As a professional outside of the STEM fields, I had never heard of standardization prior to my first professional contact with it. My interests and passions led me to study energy-related topics, particularly electricity and regulation, that eventually became my specialty areas. Some of my decisions led me to my first professional experience in the energy sector, at the Ministry of Energy in Mexico, where I undoubtedly obtained great experiences and knowledge. However, I still had not come across standardization.

Standardization is a critical component in many industries, including the energy sector. It establishes guidelines and minimum criteria for quality, safety, and design, and is essential for facilitating foreign trade and boosting the competitiveness of companies, countries, and entire regions. While many STEM professionals are familiar with standardization, those outside of these fields may not be aware of its importance and impact.

I continued my career path and began to work at the Mexican Energy Regulatory Commission, where I developed professionally and specialized in electricity regulation. Eventually, I found myself in an area that I never imagined: the unit dedicated to developing Mexican standards in the field of electricity. After just a few weeks in this fascinating world, I began to ask myself what I could bring to the table and how I could contribute to standardization when I was surrounded by electrical engineers, and I had studied international relations.

It was there that I encountered fundamental concepts for any professional who wants to participate in the field of standardization: negotiation, consensus building and technical barriers to trade. The latter resonated particularly with me, because standards seek to establish guidelines and minimum criteria for quality, safety, and design (among many other things) that must not only achieve technical objectives but also help facilitate foreign trade and boost the competitiveness of companies as well as countries and entire regions. It was this concept that helped me realize I could contribute my skills to standardization by generating information and documents to point out the benefits and opportunities that Mexico gains by participating in the development of international standards.

Consensus building (along with negotiating) is one of the biggest challenges that emerging professionals–and experienced ones as well—working with standards or in standards development can face. My opportunity to gain experience in consensus building and apply these skills came in 2020, when I participated in the Mexican Program for Young Professionals of the Mexican Electrotechnical Committee. This was a highly enriching experience, where I had the opportunity to talk with leaders and experts in standardization in areas as diverse as energy efficiency and telecommunications.

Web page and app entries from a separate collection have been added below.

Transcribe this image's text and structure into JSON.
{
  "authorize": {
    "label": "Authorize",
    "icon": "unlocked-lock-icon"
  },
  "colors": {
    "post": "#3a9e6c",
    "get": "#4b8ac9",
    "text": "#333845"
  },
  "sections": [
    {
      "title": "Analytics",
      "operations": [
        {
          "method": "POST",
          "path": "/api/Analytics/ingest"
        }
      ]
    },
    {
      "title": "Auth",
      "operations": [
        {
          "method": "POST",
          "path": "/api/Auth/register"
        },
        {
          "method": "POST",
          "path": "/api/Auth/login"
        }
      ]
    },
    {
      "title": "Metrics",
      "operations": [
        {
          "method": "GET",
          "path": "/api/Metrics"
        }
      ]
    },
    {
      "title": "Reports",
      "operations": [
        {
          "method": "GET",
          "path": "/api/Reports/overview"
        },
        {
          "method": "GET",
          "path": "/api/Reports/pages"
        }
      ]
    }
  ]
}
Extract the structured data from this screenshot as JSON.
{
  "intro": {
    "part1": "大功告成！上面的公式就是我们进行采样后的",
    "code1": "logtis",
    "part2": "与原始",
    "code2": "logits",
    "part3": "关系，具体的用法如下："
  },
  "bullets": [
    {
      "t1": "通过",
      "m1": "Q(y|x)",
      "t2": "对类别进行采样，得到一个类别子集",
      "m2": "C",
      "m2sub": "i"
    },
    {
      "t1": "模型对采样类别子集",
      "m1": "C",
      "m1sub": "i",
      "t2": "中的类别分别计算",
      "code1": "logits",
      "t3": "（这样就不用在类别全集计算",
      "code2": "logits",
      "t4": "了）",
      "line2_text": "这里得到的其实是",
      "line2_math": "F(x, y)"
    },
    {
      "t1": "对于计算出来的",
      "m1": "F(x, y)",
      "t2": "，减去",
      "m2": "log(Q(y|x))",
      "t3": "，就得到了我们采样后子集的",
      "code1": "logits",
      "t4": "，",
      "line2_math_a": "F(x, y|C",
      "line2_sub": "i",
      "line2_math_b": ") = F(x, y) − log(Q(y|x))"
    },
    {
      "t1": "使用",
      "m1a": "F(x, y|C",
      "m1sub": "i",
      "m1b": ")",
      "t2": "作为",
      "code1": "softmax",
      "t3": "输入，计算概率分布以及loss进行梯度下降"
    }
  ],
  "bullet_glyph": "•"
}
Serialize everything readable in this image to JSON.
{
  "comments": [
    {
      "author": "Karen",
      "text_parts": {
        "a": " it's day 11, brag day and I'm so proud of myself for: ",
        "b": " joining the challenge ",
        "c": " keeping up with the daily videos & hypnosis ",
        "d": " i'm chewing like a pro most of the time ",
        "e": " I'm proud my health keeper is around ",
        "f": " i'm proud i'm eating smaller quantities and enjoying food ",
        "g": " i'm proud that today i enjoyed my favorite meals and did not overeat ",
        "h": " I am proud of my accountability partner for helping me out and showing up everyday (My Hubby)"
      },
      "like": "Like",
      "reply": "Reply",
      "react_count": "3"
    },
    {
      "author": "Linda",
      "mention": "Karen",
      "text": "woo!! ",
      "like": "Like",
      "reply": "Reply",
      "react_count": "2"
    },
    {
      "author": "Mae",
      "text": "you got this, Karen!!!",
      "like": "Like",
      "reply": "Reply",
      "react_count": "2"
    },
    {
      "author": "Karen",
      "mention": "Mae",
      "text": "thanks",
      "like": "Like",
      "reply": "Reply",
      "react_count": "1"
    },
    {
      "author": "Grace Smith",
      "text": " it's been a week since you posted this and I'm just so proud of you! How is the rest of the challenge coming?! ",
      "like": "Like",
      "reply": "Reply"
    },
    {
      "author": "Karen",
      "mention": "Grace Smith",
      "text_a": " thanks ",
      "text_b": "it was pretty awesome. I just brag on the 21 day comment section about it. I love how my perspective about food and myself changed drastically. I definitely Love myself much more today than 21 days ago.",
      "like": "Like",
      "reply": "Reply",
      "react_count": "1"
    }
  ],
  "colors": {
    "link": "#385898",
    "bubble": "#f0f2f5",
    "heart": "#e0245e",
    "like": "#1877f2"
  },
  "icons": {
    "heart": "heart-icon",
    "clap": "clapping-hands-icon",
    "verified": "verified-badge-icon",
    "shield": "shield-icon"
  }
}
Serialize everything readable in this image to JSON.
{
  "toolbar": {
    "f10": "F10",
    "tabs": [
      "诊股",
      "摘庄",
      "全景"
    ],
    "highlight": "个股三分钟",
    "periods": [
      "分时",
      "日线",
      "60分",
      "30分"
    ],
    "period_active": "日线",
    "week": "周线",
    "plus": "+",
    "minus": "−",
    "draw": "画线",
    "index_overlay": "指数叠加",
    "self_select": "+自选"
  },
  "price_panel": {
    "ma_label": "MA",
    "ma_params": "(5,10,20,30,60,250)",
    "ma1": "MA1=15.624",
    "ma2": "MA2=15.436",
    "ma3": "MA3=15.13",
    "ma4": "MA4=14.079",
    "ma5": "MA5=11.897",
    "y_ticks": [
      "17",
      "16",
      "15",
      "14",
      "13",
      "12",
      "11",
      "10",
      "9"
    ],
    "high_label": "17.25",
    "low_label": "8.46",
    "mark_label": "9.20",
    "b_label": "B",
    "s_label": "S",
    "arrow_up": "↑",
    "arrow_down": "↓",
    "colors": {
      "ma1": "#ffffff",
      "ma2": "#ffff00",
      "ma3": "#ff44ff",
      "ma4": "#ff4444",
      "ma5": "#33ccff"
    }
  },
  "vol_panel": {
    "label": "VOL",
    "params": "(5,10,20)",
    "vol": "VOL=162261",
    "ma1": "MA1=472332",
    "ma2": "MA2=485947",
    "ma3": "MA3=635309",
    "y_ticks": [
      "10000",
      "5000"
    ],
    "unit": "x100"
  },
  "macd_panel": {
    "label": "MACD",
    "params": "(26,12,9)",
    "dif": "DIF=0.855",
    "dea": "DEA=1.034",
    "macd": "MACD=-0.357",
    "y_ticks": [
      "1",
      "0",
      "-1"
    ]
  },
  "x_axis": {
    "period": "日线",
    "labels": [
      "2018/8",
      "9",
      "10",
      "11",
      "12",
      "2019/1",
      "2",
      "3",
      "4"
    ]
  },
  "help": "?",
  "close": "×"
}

Thanks to this program, I was able to represent Mexico as a young professional in an IEC General Assembly in Dubai where, along with brilliant and young colleagues, I experienced firsthand the challenges of building consensus and negotiating to develop a standard. There I verified that my analysis, communication, and leadership skills can make an important contribution in a highly specialized and technical world that, in the end, has the objective of benefiting the entire population.

This has been, until now, my professional path in standardization. My experiences and lessons lead me to say with certainty that I would encourage professionals outside the STEM fields to learn and develop their skills in the world of national and international standardization.

Author notes

Mónica R. Díaz is a public affairs and energy manager at Integralia Consultores and was named a Mexican IEC Young Professional in 2021. Follow her on Twitter: @mony_rdiaz